As I feel into and notice the sensation of stress in my body, it is like a panorama of sensations exploding and expanding from within. In any given day, we experience stress in multiple formats coming at us from multiple people through varied situations: lack of a good night of sleep, muscle pains from lumpy mattress or kids kicking us out of our bed, guilt over not making time to meditate or exercise, not enough hot water for a shower, cherrios box empty, grouchy spouse, kids not getting ready for school fast enough, work projects unfinished…whew! and it’s only 8 am! Now that’s a dramatic replay of distressing types of stress, and certainly not every morning is like this, but let’s consider eustress, the good type of stress. Eustress can still affect the body, but it tends to be as a result of positive events: marriage, having a baby, hosting a party, interviewing for a job, asking for a raise, competing in a sporting event, networking or social engagements….eustress allows us to have focused energy in a short amount of time, it motivates us and it usually is tied to a favorable end result allowing for change and growth.
Symptomatically, both types of stress can feel like…tightness in the chest, butterflies in the belly, heart racing, the body releasing cortisol and adrenaline, the body ready to react and to move into action…The Stress Response or, Fight and Flight, is being activated, and the sensations you feel are real and varied!
It is all of these processes combined, along with a minimum of over 20 additional reactions and changes, both internally and externally, that result in the “stress” we feel in our body. When we say we are stressed, it is not just removing “stress” in the body, but rather a combined effort of alleviating the panorama of symptoms of all of these bodily processes.
Try out this 61 point meditation for relaxation that draws on the science of the veda’s and the marma points of the body. Attached is an audio recording and a worksheet download for you to follow. As you try out the meditation and notice the points on the body, see what it may feel like to just notice each point as you move through the meditation, and then comparatively, try tapping along each of the points using your pointer and index finger of either your left or right hand on each of the points.
A Blog Post by Judy Thompson, Director Mind-Body Services:

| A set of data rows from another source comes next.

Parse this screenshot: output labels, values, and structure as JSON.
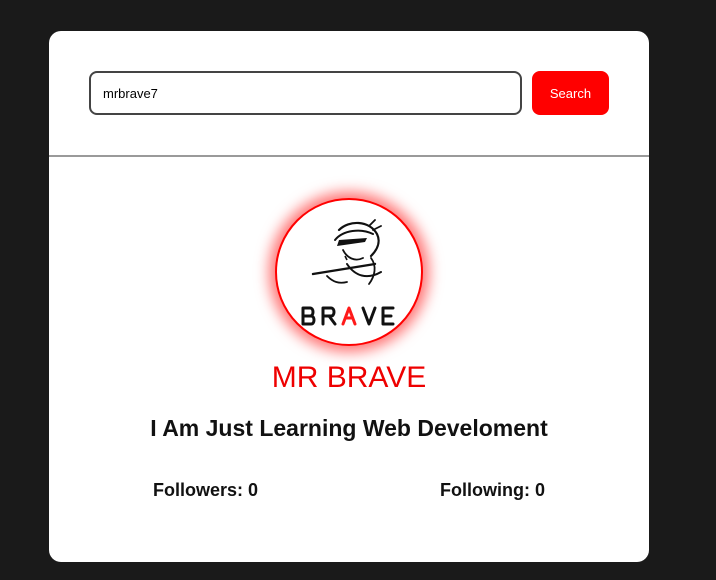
{
  "search": {
    "value": "mrbrave7",
    "button_label": "Search"
  },
  "profile": {
    "avatar_text_letters": [
      "B",
      "R",
      "A",
      "V",
      "E"
    ],
    "name": "MR BRAVE",
    "bio": "I Am Just Learning Web Develoment",
    "followers_label": "Followers: 0",
    "following_label": "Following: 0"
  },
  "colors": {
    "accent": "#ff0000",
    "background": "#1a1a1a",
    "card": "#ffffff"
  }
}
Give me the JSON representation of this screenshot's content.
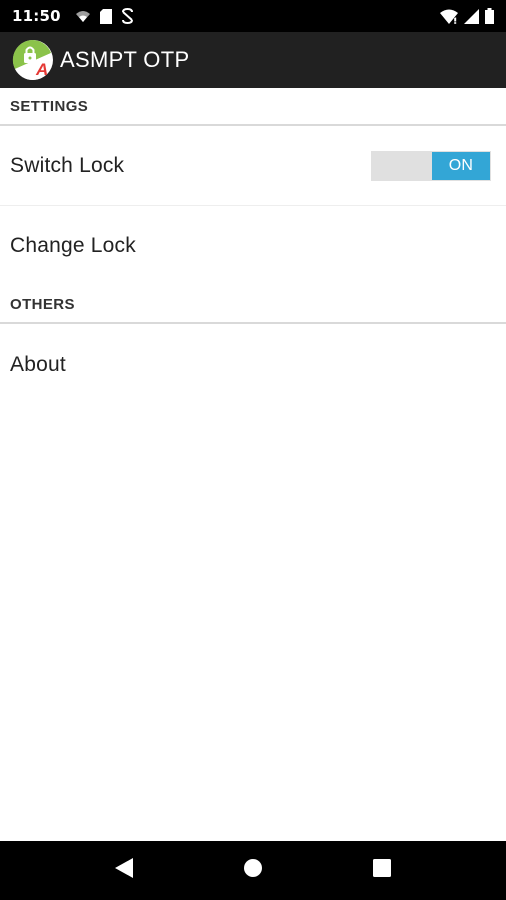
{
  "status_bar": {
    "time": "11:50"
  },
  "app_bar": {
    "title": "ASMPT OTP",
    "logo_letter": "A"
  },
  "sections": {
    "settings": {
      "header": "SETTINGS",
      "switch_lock": {
        "label": "Switch Lock",
        "toggle_state": "ON"
      },
      "change_lock": {
        "label": "Change Lock"
      }
    },
    "others": {
      "header": "OTHERS",
      "about": {
        "label": "About"
      }
    }
  },
  "colors": {
    "toggle_on": "#33a6d6",
    "app_bar": "#212121",
    "logo_green": "#8bc34a",
    "logo_red": "#e53935"
  },
  "icons": {
    "status_left": [
      "wifi-calling-icon",
      "sd-card-icon",
      "sync-icon"
    ],
    "status_right": [
      "wifi-signal-icon",
      "cell-signal-icon",
      "battery-icon"
    ],
    "nav": [
      "back-icon",
      "home-icon",
      "recents-icon"
    ]
  }
}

Betrayal in one’s life often shows up like an uninvited enemy. It is unwelcome, often shocking, full of hurt, judgment and shame and faced with this challenge, it can feel like an end, a demise. No matter who the betrayer is, the feelings of hurt and pain linger with little submission, but when the betrayer is someone with whom we have entrusted our hearts, the pain and suffering feels that much more intense and activating. In Macbeth, Shakespeare wrote, “The saddest thing about betrayal is that it never comes from your enemies.” And so true are Shakespeare’s words still today, for it is those with whom we entrust ourselves and our vulnerabilities that the pain of the action, the betrayal, feels that much more deep and incomprehensible.
What may begin to arise within this activation is questions like, “How did I not notice?” “Why did this happen to me?” “How could they do this to me?” “How could I not have seen the writing on the wall?” “Why did I let this happen?” “How could they hurt me like this?” We begin to judge not only ourselves and our intentions, but also our intelligence, our trust instinct and our overall intuition.
Although betrayal is most often connected with infidelity, it can be realized and experienced through many other sufferings: disloyalty in work relationships, lies from colleagues or coworkers who you thought were your “friends,” abandonment from parents to children, even the spreading of gossip or lies by friends or family, verbally or otherwise.
As the brain tries to make sense out of the pain and understand the trauma, we are left in a place of lingering, a place of sadness, lost hope and sorrow. Our mind continues to try to work through and understand the abandonment and pain; it is trying to protect us and learn how to prevent the pain from happening again. It is vigilant, consistent, persistent and judicious.
Being able to apply skills of mindfulness, while still experiencing the pain and suffering of the betrayal, is one of the first steps towards healing.